Content starts
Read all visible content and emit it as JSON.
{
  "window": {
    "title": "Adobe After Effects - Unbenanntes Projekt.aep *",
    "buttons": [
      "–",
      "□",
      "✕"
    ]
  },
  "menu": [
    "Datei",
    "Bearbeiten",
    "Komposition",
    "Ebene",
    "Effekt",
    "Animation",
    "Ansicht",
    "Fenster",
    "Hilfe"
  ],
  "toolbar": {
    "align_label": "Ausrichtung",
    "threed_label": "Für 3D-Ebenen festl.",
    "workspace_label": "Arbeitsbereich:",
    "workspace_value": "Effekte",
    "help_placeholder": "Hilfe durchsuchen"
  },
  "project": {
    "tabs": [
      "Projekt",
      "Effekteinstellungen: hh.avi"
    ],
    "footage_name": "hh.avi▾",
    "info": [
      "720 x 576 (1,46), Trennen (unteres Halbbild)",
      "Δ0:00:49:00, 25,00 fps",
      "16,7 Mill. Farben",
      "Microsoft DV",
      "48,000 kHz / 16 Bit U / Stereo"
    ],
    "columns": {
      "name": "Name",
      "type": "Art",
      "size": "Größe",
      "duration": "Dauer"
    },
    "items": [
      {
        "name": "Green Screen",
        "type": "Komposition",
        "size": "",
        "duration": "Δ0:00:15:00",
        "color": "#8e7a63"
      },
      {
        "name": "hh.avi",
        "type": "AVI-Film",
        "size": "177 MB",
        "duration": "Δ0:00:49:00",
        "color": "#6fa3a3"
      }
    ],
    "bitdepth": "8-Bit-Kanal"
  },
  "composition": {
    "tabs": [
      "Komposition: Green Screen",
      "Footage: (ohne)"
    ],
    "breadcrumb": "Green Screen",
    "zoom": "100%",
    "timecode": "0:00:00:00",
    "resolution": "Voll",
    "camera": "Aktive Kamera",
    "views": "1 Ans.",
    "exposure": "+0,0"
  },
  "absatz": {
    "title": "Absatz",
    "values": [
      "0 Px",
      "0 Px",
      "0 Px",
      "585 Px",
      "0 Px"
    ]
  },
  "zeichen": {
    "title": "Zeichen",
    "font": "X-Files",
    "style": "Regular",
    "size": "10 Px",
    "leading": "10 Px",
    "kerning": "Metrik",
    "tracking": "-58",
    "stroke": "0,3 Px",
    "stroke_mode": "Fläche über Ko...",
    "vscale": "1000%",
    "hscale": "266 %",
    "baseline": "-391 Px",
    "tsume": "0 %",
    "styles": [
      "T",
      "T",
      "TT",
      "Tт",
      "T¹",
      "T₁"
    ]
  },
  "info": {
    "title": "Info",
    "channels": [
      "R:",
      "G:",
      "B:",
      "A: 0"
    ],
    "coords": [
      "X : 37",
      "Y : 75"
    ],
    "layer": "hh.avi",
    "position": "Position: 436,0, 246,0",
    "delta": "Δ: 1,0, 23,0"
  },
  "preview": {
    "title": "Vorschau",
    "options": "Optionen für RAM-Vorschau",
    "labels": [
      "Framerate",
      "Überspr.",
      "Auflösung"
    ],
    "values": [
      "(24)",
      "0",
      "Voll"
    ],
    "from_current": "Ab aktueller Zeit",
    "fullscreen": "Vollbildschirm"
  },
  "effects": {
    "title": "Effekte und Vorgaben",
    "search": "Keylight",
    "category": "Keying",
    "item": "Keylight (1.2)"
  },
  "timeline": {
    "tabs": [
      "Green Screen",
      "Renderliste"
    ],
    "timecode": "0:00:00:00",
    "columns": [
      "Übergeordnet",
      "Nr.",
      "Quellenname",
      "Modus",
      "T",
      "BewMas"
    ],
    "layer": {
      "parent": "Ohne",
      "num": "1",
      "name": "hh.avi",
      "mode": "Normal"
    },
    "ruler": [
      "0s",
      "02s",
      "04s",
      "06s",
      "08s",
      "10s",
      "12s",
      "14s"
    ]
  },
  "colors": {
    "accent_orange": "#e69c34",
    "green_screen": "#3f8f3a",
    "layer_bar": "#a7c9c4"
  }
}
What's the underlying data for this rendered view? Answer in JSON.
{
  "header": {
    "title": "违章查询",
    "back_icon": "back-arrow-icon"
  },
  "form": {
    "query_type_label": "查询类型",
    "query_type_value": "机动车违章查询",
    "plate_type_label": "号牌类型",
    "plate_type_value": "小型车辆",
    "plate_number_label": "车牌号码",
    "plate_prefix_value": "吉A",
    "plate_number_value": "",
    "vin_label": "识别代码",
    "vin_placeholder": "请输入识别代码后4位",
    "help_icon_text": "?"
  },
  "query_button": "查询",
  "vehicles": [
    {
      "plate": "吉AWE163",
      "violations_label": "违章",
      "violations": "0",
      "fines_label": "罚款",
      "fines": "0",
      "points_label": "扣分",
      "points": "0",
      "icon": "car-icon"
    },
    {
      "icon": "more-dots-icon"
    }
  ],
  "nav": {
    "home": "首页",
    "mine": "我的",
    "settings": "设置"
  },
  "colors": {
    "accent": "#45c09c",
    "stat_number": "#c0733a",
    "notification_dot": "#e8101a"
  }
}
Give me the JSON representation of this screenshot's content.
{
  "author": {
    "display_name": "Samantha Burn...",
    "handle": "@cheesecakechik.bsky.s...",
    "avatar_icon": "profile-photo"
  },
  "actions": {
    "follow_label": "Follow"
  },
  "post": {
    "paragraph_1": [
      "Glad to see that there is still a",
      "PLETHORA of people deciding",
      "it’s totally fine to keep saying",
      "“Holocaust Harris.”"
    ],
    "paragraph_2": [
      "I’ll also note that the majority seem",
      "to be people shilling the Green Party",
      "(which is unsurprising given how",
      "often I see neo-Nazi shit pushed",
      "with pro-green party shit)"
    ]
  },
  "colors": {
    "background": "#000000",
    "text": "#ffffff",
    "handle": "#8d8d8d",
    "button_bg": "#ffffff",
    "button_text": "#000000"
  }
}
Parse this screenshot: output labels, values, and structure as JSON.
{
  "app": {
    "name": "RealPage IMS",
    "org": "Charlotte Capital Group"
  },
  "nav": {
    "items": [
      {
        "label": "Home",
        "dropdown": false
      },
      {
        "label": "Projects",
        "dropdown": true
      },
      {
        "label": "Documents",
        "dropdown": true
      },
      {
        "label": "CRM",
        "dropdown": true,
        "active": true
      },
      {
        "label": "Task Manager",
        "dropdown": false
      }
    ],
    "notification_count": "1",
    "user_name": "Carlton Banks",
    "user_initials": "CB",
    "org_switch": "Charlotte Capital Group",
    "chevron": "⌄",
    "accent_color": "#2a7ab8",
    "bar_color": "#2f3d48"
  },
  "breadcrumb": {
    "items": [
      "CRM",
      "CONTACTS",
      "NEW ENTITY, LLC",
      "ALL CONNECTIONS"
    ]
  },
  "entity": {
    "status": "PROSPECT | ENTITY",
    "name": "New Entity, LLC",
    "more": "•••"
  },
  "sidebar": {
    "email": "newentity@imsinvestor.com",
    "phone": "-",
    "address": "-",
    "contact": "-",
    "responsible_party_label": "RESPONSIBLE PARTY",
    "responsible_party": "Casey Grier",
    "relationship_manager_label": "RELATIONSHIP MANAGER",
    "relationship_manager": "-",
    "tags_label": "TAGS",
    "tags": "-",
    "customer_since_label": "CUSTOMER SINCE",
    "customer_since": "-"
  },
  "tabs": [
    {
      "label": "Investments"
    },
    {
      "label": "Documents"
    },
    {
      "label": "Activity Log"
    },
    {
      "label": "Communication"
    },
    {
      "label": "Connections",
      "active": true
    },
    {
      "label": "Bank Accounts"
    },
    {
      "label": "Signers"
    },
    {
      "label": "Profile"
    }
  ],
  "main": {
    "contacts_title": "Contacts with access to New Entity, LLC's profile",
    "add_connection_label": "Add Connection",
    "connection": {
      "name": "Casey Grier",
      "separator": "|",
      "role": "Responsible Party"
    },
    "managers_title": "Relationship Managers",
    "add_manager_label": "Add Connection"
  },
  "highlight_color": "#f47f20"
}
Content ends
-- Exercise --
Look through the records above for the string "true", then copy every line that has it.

-- Exercise answer --
        "dropdown": true
        "dropdown": true
        "dropdown": true,
        "active": true
      "active": true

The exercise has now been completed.